» Extracted material

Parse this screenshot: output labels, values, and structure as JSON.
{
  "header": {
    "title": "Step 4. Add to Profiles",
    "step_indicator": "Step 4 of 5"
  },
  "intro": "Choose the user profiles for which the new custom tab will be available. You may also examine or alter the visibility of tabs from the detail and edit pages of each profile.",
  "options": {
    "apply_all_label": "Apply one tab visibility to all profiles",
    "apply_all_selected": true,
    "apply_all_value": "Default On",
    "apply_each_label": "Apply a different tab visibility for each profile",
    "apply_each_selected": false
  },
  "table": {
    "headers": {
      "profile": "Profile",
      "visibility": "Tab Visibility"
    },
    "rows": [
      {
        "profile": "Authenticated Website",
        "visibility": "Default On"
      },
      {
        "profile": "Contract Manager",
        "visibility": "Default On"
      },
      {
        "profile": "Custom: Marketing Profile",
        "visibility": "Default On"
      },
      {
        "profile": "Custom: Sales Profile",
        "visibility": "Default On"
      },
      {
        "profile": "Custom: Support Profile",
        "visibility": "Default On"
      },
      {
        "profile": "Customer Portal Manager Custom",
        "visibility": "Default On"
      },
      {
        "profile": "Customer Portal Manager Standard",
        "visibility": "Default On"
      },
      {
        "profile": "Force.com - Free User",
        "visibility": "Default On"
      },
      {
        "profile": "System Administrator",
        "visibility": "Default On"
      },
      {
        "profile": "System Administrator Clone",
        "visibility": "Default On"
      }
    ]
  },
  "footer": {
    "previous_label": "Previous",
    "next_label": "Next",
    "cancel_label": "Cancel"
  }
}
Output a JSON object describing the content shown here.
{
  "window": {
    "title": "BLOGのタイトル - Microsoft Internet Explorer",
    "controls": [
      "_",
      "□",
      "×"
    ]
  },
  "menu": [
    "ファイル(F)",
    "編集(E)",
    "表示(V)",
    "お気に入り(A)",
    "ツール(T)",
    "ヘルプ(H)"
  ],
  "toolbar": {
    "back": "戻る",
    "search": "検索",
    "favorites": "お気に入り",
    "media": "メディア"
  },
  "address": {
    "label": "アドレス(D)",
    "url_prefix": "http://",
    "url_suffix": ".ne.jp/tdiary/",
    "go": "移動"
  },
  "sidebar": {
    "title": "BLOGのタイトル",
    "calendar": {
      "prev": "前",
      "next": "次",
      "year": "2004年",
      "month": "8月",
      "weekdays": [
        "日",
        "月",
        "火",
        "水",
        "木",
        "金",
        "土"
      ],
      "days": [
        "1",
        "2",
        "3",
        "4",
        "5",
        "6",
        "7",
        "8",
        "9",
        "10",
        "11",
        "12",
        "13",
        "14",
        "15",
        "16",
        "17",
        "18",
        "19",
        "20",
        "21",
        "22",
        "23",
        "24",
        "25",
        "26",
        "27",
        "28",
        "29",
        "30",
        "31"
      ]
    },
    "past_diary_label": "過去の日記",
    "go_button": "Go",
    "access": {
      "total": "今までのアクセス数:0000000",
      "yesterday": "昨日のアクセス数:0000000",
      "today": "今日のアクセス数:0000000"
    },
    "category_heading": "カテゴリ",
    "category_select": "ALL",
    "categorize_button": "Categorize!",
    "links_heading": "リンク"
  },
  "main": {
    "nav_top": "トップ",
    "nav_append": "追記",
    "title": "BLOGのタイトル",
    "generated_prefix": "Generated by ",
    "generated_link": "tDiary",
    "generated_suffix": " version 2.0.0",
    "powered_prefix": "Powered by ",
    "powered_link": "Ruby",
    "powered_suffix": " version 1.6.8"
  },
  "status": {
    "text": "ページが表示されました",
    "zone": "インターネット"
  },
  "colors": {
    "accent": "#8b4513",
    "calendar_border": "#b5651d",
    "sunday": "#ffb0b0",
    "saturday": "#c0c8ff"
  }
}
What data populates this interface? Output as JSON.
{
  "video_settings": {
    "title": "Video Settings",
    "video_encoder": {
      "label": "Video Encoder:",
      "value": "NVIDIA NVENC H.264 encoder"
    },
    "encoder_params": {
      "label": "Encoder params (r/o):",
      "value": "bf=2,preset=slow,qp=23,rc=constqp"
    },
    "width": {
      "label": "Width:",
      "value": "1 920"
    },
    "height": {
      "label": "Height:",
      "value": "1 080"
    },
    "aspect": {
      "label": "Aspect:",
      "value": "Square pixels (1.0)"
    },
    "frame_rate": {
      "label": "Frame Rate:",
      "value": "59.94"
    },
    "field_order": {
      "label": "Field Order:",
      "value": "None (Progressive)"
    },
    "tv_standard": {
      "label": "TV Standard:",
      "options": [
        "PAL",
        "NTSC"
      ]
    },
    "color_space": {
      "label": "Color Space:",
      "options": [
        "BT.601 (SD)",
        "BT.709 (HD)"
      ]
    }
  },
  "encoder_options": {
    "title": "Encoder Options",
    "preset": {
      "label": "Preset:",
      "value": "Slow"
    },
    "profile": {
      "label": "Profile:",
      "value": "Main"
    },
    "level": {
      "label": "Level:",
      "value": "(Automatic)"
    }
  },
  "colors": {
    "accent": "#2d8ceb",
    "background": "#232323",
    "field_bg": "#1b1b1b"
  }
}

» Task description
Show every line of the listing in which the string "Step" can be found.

» Response area
    "title": "Step 4. Add to Profiles",
    "step_indicator": "Step 4 of 5"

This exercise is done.